           d /var/tmp/abrt 0755 abrt abrt -

       Example 4. Apply clean up during boot and based on time

           # /usr/lib/tmpfiles.d/dnf.conf
           r! /var/cache/dnf/*/*/download_lock.pid
           r! /var/cache/dnf/*/*/metadata_lock.pid
           r! /var/lib/dnf/rpmdb_lock.pid
           e  /var/cache/dnf/ - - - 30d

       The lock files will be removed during boot. Any files and directories in
       /var/cache/dnf/ will be removed after they have not been accessed in 30
       days.

       Example 5. Empty the contents of a cache directory on boot

           # /usr/lib/tmpfiles.d/krb5rcache.conf
           e! /var/cache/krb5rcache - - - 0

       Any files and subdirectories in /var/cache/krb5rcache/ will be removed on
       boot. The directory will not be created.

/RUN/ AND /VAR/RUN/
       /var/run/ is a deprecated symlink to /run/, and applications should use
       the latter.  systemd-tmpfiles will warn if /var/run/ is used.

SEE ALSO
       systemd(1), systemd-tmpfiles(8), systemd-delta(1), systemd.exec(5),
       attr(5), getfattr(1), setfattr(1), setfacl(1), getfacl(1), chattr(1),
       btrfs-subvolume(8), btrfs-qgroup(8)

NOTES
        1. Notes on Resolvability of User and Group Names
           https://systemd.io/UIDS-GIDS/#notes-on-resolvability-of-user-and-group-names

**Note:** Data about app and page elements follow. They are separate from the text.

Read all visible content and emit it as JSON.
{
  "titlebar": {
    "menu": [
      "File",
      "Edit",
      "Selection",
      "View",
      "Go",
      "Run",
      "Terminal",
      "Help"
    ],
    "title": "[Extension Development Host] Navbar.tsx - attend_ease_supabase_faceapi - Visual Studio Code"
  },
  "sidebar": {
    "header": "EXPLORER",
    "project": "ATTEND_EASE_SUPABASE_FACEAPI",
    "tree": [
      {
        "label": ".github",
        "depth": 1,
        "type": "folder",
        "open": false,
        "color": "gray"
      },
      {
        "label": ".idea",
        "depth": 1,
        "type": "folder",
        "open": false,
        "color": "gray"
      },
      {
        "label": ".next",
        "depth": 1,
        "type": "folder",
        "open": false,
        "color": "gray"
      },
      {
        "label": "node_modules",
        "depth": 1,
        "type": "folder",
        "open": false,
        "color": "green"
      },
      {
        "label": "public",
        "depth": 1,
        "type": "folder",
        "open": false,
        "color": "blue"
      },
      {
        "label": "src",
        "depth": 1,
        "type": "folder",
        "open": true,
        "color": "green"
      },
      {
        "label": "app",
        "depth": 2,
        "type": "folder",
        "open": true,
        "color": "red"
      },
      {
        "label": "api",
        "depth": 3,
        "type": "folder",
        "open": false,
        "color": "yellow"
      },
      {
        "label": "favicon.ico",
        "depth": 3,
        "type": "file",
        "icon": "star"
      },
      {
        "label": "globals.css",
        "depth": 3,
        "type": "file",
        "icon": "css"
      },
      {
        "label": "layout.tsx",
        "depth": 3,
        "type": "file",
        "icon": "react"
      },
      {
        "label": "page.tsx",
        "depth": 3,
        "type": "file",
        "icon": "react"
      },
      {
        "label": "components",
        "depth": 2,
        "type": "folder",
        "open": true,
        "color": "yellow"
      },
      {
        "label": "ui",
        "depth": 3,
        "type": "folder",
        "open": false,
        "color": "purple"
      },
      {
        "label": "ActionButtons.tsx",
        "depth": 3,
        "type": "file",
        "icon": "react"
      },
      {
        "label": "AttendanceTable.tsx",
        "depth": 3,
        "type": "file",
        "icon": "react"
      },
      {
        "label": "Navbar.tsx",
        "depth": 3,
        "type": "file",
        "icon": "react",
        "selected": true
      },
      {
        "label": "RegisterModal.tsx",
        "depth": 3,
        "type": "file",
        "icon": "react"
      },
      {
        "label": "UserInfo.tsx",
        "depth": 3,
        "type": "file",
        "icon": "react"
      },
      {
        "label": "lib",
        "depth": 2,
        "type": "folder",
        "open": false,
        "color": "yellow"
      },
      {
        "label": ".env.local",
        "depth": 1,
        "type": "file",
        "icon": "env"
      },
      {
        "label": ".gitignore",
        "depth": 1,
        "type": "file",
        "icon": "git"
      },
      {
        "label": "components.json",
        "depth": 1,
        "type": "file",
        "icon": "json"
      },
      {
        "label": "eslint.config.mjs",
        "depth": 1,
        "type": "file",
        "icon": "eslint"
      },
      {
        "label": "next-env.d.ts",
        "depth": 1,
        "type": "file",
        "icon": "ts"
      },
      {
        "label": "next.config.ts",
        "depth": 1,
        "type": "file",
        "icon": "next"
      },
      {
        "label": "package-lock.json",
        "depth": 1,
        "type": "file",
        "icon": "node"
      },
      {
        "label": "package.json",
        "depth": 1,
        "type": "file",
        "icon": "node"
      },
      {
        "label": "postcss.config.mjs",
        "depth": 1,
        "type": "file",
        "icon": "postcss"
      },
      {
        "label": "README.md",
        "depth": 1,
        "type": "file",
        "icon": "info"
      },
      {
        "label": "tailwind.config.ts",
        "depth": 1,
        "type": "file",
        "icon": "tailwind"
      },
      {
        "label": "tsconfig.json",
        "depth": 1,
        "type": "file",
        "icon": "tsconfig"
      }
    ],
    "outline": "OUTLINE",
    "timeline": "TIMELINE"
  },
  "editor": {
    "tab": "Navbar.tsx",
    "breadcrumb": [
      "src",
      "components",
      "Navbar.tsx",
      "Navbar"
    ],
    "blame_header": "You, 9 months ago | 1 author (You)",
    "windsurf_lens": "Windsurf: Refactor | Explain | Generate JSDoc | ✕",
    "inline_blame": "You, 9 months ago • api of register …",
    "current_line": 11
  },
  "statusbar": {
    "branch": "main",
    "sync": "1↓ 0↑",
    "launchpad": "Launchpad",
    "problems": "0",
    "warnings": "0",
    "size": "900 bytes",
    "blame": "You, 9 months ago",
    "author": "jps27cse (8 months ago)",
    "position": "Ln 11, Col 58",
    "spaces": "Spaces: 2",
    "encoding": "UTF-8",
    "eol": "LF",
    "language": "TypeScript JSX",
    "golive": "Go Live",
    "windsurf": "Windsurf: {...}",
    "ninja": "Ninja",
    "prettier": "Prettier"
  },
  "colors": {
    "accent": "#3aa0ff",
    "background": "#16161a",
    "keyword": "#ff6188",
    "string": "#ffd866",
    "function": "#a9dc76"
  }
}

systemd 247                                                        TMPFILES.D(5)